Re: Peclet number = 99999?
Thank you both for your help!
Re: Peclet number = 99999?
peclet number is defined as ''Maximum local Peclet number'' in the manual, does it mean that peclet number at each time step is calculated based on the maximum flux in the entire domain? Also, I was wondering if you would have some suggestions for me to calculate the peclet number averaged over the entire domain for each time step/ for the enire simulation time.
Thanks.
Thanks.
Re: Peclet number = 99999?
The Peclet number (see the formula in the manual) is calculated at each time step for all elements using local values of dispersion, flux, water content, and element size, and the maximum number of all elements is reported in the Run_inf.out file. I guess you can as well calculate the profile Peclet number using average values of these variables and the profile depth.
For steadystate flow conditions, this should be trivial. For transient flow conditions, you will have to make some decision on how to average various values.
J.
For steadystate flow conditions, this should be trivial.
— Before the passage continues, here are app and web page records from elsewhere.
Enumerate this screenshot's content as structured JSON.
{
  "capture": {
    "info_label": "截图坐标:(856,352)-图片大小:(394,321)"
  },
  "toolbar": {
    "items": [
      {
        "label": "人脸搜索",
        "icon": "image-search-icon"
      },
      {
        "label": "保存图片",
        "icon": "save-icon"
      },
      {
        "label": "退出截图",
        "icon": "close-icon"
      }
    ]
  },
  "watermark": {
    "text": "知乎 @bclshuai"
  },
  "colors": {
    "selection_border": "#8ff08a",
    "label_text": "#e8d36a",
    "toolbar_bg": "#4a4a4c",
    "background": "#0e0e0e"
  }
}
For transient flow conditions, you will have to make some decision on how to average various values.
J.